  10. ^ "Cinema: Eddie Goes to Lotusland". Time. December 10, 1984. Retrieved April 26, 2010.
  11. ^ "Empire's The 100 Greatest Movie Characters". Empire. Retrieved May 21, 2010.
  12. ^ "The Amis Inheritance". New York Times. Retrieved September 27, 2012.
  13. ^ Simon, John (2005). John Simon on Film: Criticism 1982-2001. Applause Books. p. 185.
  14. ^ "Beverly Hills Cop Movie Reviews, Pictures". Rotten Tomatoes. Retrieved July 28, 2020.
  15. ^ "The Best 1,000 Movies Ever Made". The New York Times. April 29, 2003. Retrieved April 26, 2010.
  16. ^ "Longest Top Ranking Movies (Conesecutive Weeks". Box Office Mojo.
  17. ^ "1984 Yearly Box Office Results - Box Office Mojo". Retrieved December 30, 2016.

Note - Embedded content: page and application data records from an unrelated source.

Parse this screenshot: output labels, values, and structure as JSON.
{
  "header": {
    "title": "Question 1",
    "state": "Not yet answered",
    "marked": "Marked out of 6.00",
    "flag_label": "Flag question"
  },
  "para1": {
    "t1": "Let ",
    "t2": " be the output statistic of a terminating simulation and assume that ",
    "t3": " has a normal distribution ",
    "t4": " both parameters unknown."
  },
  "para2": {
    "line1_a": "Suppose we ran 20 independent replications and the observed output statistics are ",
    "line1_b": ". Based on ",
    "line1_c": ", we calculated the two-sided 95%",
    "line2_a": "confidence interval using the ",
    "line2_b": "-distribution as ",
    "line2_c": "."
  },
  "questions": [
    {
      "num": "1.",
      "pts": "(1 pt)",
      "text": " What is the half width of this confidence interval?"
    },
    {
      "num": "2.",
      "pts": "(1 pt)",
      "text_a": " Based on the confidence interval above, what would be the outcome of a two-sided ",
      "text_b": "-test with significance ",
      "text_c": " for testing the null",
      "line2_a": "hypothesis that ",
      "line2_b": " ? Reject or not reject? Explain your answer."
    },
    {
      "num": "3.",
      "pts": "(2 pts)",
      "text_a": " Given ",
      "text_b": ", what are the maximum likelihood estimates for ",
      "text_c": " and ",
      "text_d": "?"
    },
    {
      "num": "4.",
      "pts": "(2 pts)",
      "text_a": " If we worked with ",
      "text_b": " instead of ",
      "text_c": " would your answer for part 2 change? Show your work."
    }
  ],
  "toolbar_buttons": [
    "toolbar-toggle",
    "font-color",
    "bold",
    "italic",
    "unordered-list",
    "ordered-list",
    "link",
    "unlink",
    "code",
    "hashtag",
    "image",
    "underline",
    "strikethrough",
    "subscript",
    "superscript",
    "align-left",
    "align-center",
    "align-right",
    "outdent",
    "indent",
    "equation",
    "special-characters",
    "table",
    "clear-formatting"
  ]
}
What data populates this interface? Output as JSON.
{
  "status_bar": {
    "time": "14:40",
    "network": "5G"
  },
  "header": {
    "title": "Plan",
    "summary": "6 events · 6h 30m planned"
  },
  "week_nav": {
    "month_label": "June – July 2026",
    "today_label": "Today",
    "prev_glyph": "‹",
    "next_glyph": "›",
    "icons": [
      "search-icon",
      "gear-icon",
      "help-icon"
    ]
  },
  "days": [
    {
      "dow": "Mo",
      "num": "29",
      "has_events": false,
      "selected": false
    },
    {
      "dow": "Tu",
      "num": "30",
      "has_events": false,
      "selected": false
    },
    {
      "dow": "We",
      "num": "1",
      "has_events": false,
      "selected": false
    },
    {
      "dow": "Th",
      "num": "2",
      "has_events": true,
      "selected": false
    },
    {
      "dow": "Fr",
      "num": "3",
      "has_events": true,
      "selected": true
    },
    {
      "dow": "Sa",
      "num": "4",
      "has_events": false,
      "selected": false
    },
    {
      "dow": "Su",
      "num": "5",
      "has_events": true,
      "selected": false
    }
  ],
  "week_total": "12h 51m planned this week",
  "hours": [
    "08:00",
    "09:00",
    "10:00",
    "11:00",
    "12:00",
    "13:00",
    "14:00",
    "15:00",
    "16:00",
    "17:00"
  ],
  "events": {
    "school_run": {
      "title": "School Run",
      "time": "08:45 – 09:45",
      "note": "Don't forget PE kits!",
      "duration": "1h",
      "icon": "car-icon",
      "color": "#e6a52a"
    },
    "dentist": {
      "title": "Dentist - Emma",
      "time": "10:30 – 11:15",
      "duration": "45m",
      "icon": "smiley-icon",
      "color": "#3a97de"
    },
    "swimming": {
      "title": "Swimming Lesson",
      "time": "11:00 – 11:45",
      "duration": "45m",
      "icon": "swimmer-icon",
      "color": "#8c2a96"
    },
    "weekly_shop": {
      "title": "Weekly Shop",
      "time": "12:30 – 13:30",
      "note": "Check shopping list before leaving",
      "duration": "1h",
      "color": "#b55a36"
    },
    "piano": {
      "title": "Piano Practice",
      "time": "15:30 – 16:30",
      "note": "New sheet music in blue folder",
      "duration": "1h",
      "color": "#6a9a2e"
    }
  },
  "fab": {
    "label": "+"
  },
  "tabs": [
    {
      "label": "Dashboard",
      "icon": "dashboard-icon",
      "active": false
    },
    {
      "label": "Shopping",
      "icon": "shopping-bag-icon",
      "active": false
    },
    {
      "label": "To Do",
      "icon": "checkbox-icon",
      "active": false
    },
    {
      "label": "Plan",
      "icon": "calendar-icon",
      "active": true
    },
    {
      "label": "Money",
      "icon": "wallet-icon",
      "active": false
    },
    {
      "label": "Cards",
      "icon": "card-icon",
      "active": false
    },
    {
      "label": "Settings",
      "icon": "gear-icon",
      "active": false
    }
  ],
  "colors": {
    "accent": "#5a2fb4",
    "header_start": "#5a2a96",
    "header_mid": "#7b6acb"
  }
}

  18. ^ Box Office Mojo All Time Grosses R-Rated tab
  19. ^ "Beverly Hills Cop (1984)". Box Office Mojo. Retrieved May 31, 2016.
  20. ^ "Bravo's 100 Funniest Movies of All Time". July 25, 2006. Retrieved May 21, 2010.
  21. ^ "Bravo's "100 Funniest Movies"". Archived from the original on July 3, 2010. Retrieved May 21, 2010.
  22. ^ AFI's 100 Years...100 Movies Nominees
  23. ^ AFI's 100 Years...100 Heroes and Villains Nominees
  24. ^ Hibberd, James (February 22, 2013). "Hollywood Insider: What's Going on Behind the Scenes: TV's Pilot Season Goes (Very) High-Concept". Entertainment Weekly. New York: Time Inc. Retrieved January 15, 2017.
  25. ^ Child, Ben (July 22, 2013). "Beverly Hills Cop TV series shot down". The Guardian. Retrieved January 15, 2017.
  26. ^ Obenson, Tambay A. (July 22, 2013). "'Beverly Hills Cop' TV Series Officially Dead. BUT Pilot Tested Well, So 4th Movie In Development". Indiewire. Retrieved January 15, 2017.
  27. ^ Fleming, Jr., Mike (November 14, 2019). "Netflix Licenses From Paramount Rights To Make 'Beverly Hills Cop' Sequel With Eddie Murphy & Jerry Bruckheimer". Retrieved November 14, 2019.

External links[edit]